Number two (Horizon at Wylfa) has a reactor design (ABWR) which has been built successfully in Japan, so (with support from the Japanese government who are keen to see the country keep a stake in new nuclear), the project may be doable at a strike price slightly below that for Hinkley Point (maybe around £85 per MWh). However, none of the ABWRs so far built are currently operating (nor are likely to do so for many years). In Japan, as BWRs, they’re low priority for gaining approval for restarts. And the two units built on Taiwan cannot operate because the government (actually the Taiwanese people too) say they’re not safe. Horizon as a group also has no experience of building or running reactors.
It has recently signed up Exelon, a superb operator of nuclear stations in the United States, but will they put their shareholders money into the project?
Number three (NuGen at Moorside) has what (experts say) is a rather good reactor design (the AP1000), which has just successfully completed the UK regulator’s Generic Design Assessment process. But the vendor (Westinghouse), due to what it describes as “financial and construction challenges” at its AP1000 projects in the USA (two units at Vogtle and two at Summer), has filed for protection under Chapter 11 of the US bankruptcy code with the aim of undertaking a “strategic restructuring”, and the parent company, Toshiba, is fighting for survival. There have also been significant problems building the AP1000s in China, where the previous generation of reactors has been built on time and budget. There was a utility in tow (ENGIE), which had good experience in operating nuclear power plants, but it has decided to withdraw from the project, exercising an option to sell its share in the project to the beleaguered Toshiba. One possibility may be for SPI Corporation of China to get involved at some stage (as Westinghouse’s key partner in China), while KEPCO from Korea is also apparently interested.

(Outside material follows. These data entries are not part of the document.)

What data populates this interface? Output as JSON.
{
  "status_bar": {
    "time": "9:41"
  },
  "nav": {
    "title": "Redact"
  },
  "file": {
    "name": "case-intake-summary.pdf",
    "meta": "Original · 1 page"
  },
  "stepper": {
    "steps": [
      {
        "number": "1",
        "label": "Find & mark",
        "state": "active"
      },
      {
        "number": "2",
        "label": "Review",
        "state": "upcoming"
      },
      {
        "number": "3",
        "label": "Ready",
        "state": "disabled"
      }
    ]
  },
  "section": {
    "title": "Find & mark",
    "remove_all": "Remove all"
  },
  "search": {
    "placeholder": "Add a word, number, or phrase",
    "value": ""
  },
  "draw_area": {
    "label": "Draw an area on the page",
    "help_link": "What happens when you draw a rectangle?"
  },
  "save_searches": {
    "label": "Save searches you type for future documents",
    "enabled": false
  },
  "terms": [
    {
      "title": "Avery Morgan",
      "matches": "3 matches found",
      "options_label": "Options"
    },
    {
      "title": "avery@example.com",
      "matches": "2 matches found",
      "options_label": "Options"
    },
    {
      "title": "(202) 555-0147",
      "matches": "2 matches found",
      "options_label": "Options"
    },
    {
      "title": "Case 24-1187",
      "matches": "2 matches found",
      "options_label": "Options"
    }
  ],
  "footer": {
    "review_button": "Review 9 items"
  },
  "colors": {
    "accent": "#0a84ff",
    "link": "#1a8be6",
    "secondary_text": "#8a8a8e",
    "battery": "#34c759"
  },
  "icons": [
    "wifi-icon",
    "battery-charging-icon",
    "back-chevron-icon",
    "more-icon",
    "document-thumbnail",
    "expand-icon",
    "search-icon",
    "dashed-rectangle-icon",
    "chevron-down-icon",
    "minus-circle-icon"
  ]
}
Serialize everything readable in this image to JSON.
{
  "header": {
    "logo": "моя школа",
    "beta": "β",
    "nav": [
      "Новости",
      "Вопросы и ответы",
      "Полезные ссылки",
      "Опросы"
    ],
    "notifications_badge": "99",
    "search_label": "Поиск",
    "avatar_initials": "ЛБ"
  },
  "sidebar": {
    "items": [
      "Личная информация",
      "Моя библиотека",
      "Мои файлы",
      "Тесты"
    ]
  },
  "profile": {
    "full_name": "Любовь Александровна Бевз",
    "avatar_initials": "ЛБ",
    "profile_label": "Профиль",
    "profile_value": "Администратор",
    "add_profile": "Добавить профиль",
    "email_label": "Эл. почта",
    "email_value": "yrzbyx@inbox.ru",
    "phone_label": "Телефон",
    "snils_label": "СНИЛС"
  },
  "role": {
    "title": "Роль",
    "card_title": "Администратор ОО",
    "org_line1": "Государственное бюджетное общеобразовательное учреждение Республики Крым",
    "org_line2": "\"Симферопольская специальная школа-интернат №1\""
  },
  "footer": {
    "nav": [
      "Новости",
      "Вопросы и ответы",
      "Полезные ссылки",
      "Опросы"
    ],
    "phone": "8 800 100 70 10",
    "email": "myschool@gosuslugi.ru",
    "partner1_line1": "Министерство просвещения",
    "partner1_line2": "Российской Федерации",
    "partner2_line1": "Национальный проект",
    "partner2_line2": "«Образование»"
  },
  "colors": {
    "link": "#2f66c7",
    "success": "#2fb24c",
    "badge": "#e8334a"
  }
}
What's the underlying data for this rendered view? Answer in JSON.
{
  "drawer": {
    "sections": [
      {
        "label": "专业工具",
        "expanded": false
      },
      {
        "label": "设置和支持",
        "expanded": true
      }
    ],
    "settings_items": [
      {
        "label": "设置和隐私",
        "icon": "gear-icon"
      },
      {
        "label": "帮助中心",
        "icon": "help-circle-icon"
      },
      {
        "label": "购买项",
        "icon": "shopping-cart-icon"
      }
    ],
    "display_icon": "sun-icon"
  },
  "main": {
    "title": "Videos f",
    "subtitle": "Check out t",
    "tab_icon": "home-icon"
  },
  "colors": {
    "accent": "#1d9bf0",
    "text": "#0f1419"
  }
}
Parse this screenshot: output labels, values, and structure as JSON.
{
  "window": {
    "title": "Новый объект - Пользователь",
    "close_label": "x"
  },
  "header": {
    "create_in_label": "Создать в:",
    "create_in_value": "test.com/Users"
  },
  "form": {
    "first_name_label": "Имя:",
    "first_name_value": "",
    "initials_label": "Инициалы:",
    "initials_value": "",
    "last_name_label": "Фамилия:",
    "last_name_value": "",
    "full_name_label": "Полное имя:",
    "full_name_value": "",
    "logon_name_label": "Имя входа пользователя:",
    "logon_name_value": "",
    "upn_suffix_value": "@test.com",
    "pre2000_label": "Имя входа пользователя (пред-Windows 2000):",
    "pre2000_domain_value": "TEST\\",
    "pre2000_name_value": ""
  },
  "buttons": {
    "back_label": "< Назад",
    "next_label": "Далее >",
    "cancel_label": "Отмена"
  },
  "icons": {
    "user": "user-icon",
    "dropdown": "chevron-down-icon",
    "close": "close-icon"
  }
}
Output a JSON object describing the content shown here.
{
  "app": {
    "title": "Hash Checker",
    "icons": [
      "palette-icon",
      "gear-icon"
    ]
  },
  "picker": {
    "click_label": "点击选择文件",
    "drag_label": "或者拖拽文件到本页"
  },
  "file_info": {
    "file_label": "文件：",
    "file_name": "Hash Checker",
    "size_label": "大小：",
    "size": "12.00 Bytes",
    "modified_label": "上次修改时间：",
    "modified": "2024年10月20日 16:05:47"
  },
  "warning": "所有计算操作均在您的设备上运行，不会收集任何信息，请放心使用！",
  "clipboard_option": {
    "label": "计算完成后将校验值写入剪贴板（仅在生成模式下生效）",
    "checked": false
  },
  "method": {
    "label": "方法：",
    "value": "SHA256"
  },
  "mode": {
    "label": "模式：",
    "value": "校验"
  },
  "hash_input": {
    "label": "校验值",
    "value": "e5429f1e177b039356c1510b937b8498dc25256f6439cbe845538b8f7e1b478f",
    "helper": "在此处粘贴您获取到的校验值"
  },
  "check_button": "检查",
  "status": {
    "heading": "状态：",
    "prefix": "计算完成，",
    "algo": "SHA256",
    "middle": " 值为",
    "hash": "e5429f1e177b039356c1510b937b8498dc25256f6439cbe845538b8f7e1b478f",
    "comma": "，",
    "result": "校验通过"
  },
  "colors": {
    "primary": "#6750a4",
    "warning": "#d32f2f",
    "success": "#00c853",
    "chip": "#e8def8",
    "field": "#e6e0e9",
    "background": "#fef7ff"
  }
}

Number four (CGN at Bradwell) has a reactor design (Hualong) that hasn’t yet even begun to go through the UK regulatory process and has never yet been built anywhere. Indeed, there are two different designs of this model under construction in China, with another in Pakistan, while the promoters (CNNC and CGN) seem incapable of agreeing to a common design for further exports.
Building 15 new units of four different designs in the UK is clearly technically possible, but the cost to the power customer is likely to be considerable, compared with the adoption of a single standardised design. The Germans have ensured worryingly high power prices by adopting a policy involving huge subsidies to renewables, yet the UK now seems set to do the same with nuclear.
Koreans to the rescue?
One alternative, which is now advocated by several serious commentators, would be for the UK to carry out a tender process its whole nuclear new build programme. Or perhaps allow Hinkley Point to go ahead but tender for the rest. As things stand today, this would probably be won by the Koreans, given their record (so far) of building a standardised reactor design (APR1400) at close to schedule and budget in both Korea and the UAE. The four units in UAE should be completed in 2020, just as the UK programme needs to step up. That could present opportunities for a bigger involvement by Korea in the UK than merely an investment at Moorside.